*TASK GOAL:* Copy out each line of the entries below in which the string "JSON" appears.

---*---

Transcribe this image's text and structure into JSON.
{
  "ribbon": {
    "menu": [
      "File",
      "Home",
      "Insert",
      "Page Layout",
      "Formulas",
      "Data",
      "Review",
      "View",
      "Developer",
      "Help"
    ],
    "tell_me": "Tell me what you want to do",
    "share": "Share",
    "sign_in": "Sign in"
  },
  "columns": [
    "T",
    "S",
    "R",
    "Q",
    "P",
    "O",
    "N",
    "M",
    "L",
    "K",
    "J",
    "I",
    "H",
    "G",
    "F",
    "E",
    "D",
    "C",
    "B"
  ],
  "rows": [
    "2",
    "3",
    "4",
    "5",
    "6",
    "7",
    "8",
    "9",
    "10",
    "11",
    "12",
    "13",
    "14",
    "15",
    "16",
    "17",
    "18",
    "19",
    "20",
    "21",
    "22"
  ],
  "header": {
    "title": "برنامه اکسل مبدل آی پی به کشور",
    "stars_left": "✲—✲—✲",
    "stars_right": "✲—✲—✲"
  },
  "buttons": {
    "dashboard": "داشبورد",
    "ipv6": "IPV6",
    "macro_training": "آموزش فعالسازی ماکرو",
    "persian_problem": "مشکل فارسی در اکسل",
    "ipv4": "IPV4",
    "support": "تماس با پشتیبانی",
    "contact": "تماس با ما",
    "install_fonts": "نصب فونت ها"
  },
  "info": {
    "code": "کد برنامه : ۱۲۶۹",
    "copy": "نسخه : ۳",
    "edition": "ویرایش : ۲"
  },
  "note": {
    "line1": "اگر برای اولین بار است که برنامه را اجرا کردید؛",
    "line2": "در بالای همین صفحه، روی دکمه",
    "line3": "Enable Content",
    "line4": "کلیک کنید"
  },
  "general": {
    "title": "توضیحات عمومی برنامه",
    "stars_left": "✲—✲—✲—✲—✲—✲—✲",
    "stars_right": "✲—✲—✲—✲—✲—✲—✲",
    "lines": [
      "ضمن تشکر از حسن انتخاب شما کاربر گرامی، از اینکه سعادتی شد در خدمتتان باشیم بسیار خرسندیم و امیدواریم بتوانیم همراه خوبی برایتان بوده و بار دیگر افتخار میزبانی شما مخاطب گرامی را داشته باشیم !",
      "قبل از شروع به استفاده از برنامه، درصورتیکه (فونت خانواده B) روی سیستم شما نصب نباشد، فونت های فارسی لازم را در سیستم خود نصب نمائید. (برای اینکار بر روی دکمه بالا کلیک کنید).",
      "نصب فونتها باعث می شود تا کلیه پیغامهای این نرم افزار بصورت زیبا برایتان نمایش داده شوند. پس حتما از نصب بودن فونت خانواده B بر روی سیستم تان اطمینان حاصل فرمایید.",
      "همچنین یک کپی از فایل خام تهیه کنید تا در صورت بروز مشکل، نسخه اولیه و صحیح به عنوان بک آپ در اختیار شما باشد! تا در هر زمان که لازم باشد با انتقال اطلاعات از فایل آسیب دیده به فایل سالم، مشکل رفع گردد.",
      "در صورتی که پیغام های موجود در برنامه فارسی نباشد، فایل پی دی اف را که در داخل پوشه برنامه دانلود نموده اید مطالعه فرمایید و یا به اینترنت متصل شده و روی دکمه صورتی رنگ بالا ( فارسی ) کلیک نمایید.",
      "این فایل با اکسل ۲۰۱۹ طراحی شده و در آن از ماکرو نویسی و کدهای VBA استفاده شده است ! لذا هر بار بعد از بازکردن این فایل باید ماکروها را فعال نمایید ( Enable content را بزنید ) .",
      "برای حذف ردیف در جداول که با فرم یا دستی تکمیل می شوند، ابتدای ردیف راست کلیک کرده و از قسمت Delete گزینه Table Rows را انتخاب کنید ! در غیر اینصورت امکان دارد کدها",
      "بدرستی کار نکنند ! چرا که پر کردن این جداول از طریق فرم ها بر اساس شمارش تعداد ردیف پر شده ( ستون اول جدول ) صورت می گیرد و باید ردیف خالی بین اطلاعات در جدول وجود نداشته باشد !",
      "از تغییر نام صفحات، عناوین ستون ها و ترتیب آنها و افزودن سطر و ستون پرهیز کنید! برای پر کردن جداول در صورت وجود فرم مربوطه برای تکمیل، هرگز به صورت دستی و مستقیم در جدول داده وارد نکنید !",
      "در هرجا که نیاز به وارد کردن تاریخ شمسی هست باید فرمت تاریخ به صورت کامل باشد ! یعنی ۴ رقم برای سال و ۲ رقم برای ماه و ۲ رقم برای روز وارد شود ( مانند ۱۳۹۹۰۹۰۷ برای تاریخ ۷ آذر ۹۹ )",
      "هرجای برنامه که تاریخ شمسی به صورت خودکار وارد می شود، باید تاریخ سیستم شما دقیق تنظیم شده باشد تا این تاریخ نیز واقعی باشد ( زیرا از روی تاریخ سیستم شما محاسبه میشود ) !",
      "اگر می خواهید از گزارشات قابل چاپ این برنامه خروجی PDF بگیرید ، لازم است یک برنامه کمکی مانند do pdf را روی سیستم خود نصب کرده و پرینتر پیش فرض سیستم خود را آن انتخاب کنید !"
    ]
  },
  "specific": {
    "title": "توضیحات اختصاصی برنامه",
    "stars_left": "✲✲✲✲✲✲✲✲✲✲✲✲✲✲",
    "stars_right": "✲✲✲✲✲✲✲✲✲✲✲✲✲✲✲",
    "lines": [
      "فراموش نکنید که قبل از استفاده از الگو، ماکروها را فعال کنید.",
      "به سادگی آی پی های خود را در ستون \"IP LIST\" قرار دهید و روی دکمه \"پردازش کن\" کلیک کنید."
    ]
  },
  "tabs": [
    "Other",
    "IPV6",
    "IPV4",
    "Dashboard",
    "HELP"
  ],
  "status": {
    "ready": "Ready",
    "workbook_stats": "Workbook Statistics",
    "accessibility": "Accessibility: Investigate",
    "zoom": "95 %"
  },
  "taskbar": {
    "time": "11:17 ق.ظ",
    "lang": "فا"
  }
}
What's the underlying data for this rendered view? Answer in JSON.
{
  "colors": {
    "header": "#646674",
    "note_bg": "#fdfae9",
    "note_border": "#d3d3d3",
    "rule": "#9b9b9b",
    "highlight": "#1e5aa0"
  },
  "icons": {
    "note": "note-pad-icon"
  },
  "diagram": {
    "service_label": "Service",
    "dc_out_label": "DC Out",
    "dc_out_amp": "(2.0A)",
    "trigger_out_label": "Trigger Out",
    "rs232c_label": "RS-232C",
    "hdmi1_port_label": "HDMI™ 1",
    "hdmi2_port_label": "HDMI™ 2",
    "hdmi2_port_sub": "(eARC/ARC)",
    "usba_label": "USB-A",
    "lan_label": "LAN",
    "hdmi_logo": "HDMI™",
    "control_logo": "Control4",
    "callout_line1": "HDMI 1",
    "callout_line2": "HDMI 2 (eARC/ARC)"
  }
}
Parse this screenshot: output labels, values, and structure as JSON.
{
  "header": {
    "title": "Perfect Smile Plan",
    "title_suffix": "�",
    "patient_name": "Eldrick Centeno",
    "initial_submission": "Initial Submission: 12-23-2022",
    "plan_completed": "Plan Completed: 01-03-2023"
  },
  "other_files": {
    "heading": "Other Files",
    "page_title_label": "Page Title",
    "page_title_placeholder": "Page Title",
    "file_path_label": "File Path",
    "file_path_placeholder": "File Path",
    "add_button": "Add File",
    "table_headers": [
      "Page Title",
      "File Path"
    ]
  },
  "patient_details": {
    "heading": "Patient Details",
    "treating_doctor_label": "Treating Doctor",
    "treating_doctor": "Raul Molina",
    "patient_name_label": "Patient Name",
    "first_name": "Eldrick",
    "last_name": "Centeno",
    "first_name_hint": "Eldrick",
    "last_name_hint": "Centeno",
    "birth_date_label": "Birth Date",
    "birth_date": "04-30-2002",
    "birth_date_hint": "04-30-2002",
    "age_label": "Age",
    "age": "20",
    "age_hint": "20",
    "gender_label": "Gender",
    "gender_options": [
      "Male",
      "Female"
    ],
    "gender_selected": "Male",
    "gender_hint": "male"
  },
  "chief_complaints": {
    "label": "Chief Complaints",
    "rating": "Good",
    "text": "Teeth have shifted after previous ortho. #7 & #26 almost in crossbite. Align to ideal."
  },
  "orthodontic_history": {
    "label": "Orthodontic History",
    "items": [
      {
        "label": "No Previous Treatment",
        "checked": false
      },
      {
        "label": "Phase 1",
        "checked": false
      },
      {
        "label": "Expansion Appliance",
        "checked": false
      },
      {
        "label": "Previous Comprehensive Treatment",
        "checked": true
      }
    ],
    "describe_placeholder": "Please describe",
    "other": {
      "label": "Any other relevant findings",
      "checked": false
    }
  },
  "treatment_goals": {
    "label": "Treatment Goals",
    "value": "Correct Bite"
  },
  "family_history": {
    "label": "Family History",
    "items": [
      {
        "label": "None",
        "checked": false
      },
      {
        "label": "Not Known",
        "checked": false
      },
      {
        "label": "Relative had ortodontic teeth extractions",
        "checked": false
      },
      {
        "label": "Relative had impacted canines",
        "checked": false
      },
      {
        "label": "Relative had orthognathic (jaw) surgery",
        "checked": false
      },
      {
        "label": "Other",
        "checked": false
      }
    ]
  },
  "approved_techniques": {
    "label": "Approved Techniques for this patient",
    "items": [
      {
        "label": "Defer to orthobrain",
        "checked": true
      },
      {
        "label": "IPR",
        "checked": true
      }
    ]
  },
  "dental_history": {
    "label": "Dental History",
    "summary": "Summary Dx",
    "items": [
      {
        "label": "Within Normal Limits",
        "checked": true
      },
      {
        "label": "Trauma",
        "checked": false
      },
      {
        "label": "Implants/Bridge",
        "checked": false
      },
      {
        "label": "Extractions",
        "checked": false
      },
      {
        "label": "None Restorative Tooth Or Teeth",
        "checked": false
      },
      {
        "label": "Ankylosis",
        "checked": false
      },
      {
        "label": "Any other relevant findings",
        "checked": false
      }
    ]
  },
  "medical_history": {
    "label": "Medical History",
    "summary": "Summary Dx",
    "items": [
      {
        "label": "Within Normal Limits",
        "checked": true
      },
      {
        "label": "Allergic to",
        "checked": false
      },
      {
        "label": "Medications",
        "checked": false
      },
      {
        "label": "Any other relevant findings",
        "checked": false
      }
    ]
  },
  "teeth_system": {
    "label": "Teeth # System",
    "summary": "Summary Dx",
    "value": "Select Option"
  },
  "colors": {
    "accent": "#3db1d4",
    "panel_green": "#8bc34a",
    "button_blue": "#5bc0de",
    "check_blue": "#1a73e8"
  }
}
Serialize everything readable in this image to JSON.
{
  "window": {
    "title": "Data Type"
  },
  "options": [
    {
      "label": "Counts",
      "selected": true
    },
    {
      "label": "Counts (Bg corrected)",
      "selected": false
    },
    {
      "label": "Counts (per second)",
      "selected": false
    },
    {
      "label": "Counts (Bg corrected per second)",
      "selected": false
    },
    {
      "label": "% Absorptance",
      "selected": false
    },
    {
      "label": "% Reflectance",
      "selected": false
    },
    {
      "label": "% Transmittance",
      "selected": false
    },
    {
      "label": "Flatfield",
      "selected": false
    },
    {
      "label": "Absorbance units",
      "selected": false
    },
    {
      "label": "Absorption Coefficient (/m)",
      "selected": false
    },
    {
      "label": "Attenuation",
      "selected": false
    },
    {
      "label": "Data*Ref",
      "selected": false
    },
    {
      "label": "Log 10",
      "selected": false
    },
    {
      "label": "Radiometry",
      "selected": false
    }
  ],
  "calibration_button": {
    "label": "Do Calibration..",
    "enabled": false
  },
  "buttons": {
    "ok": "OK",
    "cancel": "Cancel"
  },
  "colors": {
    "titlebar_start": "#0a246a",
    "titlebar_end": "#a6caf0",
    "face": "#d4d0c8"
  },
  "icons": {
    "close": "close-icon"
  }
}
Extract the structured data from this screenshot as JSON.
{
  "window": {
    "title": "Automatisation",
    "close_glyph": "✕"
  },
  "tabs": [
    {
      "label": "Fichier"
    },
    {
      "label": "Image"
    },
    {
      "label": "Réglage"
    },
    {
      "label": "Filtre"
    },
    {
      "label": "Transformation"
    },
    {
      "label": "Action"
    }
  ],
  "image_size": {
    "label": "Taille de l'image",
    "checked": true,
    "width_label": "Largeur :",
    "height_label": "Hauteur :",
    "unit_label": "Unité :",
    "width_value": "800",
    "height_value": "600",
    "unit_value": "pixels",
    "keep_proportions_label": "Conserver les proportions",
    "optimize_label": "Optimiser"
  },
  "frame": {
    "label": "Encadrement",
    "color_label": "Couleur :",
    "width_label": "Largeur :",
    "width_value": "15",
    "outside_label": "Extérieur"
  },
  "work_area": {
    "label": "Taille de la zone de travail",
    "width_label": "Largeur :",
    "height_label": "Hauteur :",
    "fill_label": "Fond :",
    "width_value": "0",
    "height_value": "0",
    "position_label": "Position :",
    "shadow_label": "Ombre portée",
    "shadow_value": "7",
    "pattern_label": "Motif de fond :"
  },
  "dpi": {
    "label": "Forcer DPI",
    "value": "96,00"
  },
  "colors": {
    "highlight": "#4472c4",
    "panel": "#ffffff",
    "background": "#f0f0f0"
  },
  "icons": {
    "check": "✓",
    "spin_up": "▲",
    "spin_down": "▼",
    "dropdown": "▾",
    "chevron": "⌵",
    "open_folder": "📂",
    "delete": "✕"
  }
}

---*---

*WRITTEN ANSWER:*
Transcribe this image's text and structure into JSON.
What's the underlying data for this rendered view? Answer in JSON.
Parse this screenshot: output labels, values, and structure as JSON.
Serialize everything readable in this image to JSON.
Extract the structured data from this screenshot as JSON.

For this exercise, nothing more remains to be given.